Task requirements: Your response should be the lines from the one holding "Read all visible content and emit it as JSON." to the last line of the data below, copied exactly and with no additions.

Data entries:

◇ ◇ ◇ ◇ ◇ ◇ ◇

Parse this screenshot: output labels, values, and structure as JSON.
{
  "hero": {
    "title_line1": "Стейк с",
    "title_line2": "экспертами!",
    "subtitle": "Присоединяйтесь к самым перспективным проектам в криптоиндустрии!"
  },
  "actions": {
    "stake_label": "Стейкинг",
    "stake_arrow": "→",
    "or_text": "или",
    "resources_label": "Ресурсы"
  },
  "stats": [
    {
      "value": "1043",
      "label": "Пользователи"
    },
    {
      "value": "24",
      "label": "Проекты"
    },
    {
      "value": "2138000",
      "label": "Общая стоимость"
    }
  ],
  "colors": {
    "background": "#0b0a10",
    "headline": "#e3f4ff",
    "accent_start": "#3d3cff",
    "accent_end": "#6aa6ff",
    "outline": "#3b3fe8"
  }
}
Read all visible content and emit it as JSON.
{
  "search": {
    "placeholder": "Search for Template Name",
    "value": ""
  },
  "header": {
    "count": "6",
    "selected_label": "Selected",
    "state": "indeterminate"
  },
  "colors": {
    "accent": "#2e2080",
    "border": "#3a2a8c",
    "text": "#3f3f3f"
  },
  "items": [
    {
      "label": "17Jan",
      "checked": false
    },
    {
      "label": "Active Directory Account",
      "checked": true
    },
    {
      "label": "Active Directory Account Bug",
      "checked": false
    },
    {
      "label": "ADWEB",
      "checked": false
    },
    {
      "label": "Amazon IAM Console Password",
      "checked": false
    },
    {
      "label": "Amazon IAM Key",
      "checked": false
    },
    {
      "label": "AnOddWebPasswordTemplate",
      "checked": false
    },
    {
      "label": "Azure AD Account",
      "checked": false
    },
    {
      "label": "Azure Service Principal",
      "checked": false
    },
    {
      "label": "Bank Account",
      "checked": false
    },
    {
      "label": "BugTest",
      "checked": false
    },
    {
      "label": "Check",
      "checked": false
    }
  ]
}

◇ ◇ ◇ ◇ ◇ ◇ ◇

Solution for this task:
Read all visible content and emit it as JSON.
{
  "search": {
    "placeholder": "Search for Template Name",
    "value": ""
  },
  "header": {
    "count": "6",
    "selected_label": "Selected",
    "state": "indeterminate"
  },
  "colors": {
    "accent": "#2e2080",
    "border": "#3a2a8c",
    "text": "#3f3f3f"
  },
  "items": [
    {
      "label": "17Jan",
      "checked": false
    },
    {
      "label": "Active Directory Account",
      "checked": true
    },
    {
      "label": "Active Directory Account Bug",
      "checked": false
    },
    {
      "label": "ADWEB",
      "checked": false
    },
    {
      "label": "Amazon IAM Console Password",
      "checked": false
    },
    {
      "label": "Amazon IAM Key",
      "checked": false
    },
    {
      "label": "AnOddWebPasswordTemplate",
      "checked": false
    },
    {
      "label": "Azure AD Account",
      "checked": false
    },
    {
      "label": "Azure Service Principal",
      "checked": false
    },
    {
      "label": "Bank Account",
      "checked": false
    },
    {
      "label": "BugTest",
      "checked": false
    },
    {
      "label": "Check",
      "checked": false
    }
  ]
}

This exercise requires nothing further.